Aaron Rodgers 'surprised' by pick of Jordan Love, admits finishing career with Packers may be out of his control
On Aug. 30, 2018, Aaron Rodgers got on a conference call to talk about a four-year, $176 million contract extension that – on paper – had him playing in green and gold through age 40. He spoke often of commitment and legacy, but he also remained rooted with the harsh reality of how his career started: being drafted with Brett Favre still on the roster.
“I want to go out and prove that I’m still an elite payer in this league, and if I do that then I’ll feel good I’ve got the opportunity to finish my career in Green Bay,” the Packers quarterback said in 2018. “But I’m definitely not arrogant in the mindset that it would never happen to me. It happened to Favrey, it can happen to any of us.”
In April, just shy of 20 months after Rodgers signed that contract, the Packers traded up in the first round of the draft to take Utah State quarterback Jordan Love.
Rodgers admitted that, watching from home with the rest of the country, he was surprised and less than thrilled with the pick of Love largely because it meant Rodgers may not finish his career as a member of the Packers.
“It is definitely telling at this point that is truly something that’s out of my control,” Rodgers said in a conference call Friday. “What I can control is how I play and making that decision at some point a very hard one.
"You know, if I were to retire in the organization’s timetable, then it’s an easy decision. But if there comes a time where I feel like I can still play at a high level and my body feels great, you know, then there’s other guys that have gone on and played elsewhere.”
Rodgers, of course, saw it first-hand when the Packers traded Favre to the New York Jets to clear a path for him in August 2008.
“I think it was more the surprise of the pick based on my own feelings of wanting to play into my 40s and really the realization that it does change the controllables a little bit, because as much as I feel confident in my abilities and what I can accomplish and what we can accomplish, there are some new factors that are out of my control,” Rodgers said.
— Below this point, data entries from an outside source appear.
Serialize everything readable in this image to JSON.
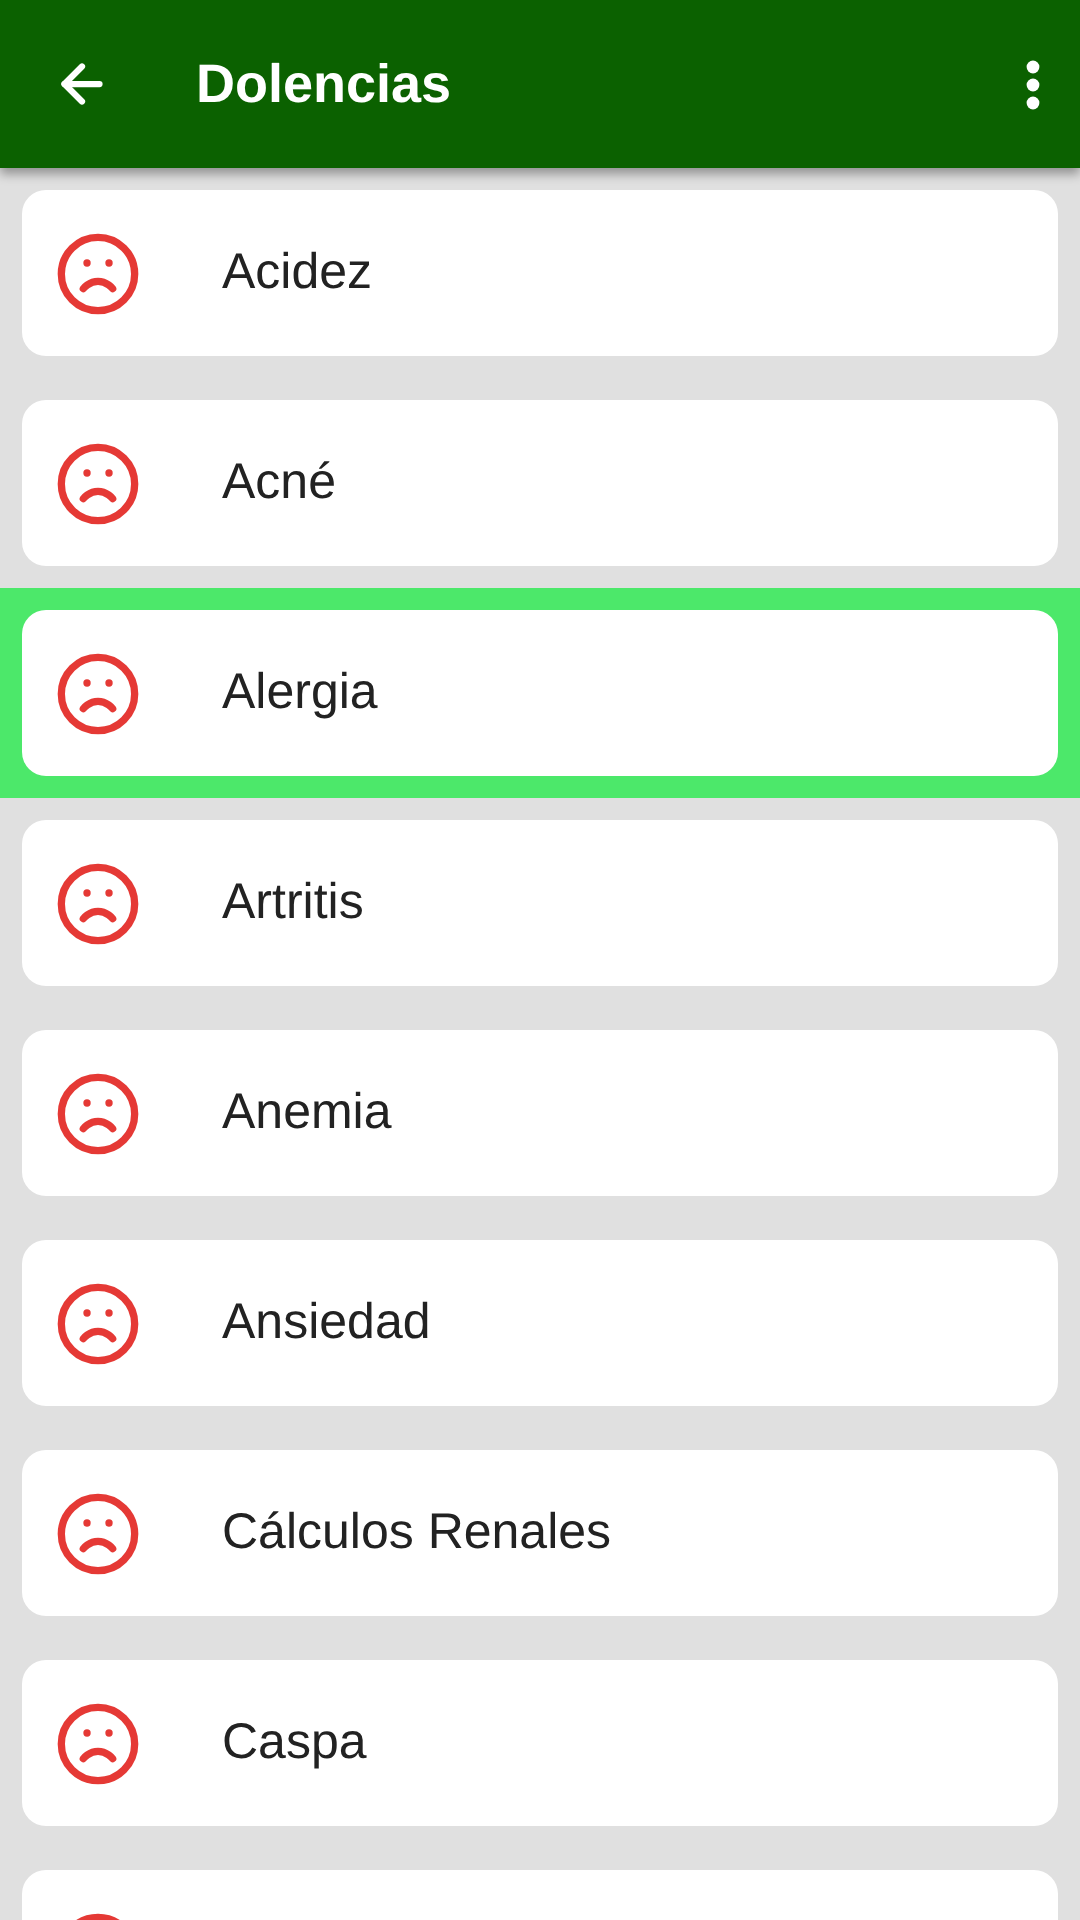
{
  "app_bar": {
    "title": "Dolencias"
  },
  "items": [
    {
      "label": "Acidez",
      "selected": false
    },
    {
      "label": "Acné",
      "selected": false
    },
    {
      "label": "Alergia",
      "selected": true
    },
    {
      "label": "Artritis",
      "selected": false
    },
    {
      "label": "Anemia",
      "selected": false
    },
    {
      "label": "Ansiedad",
      "selected": false
    },
    {
      "label": "Cálculos Renales",
      "selected": false
    },
    {
      "label": "Caspa",
      "selected": false
    }
  ]
}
“And so my sincere desire to start and finish with the same organization, just as it has with many other players over the years, may not be a reality at this point. And as much as I understand the organization’s future outlook and wanting to make sure they’re thinking about the team now and down the line, and I respect that, at the same time, I still believe in myself and have a strong desire to play into my 40s. And I’m just not sure how that all works together at this point.”
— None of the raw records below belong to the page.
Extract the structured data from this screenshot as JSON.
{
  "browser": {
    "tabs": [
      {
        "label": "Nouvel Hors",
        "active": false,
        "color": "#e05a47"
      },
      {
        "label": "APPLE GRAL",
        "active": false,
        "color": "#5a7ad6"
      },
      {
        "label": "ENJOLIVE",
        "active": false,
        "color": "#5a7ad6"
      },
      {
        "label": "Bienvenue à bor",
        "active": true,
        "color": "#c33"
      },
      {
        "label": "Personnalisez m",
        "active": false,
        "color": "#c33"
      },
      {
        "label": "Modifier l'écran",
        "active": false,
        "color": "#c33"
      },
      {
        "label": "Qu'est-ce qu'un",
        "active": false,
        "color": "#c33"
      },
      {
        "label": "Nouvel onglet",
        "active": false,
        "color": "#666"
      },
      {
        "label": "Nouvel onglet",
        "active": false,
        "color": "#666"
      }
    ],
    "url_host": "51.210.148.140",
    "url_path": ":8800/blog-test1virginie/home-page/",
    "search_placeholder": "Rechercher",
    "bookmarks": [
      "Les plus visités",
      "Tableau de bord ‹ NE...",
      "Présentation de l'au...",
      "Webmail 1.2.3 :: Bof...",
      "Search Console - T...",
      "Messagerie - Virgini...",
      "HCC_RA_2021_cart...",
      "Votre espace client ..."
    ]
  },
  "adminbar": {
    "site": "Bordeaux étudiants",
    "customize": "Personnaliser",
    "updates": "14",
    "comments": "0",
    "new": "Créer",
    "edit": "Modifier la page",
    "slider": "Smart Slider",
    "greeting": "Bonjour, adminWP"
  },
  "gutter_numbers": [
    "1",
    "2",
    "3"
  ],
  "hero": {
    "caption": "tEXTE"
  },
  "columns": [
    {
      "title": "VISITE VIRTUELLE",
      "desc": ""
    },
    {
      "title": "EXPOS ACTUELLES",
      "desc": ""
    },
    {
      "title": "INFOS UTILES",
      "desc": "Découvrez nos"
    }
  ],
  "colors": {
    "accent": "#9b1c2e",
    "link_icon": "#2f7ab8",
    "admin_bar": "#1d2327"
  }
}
Rodgers harbors no ill feelings toward Love and said he looked forward to developing their relationship, but he reiterated a point that Packers general manager Brian Gutekunst and head coach Matt LaFleur made post-draft – that the two-time most valuable player doesn’t need any additional motivation to perform from a backup quarterback.
Perhaps more importantly, Rodgers didn’t express any resentment toward the selection in general – hearkening to his 2018 extension call when he noted it is Gutekunst’s job to make decisions in the best interests of the team.
“I understand,” Rodgers said. “The organization is thinking not only about the present but about the future. And I respect that. I understand that's their focus and their mindset and obviously they thought that he was such a great talent that they needed to go up and get him.
"So like I said, generally surprised, but it’s what those guys are paid to do, to put together a roster for now and for the future as well.”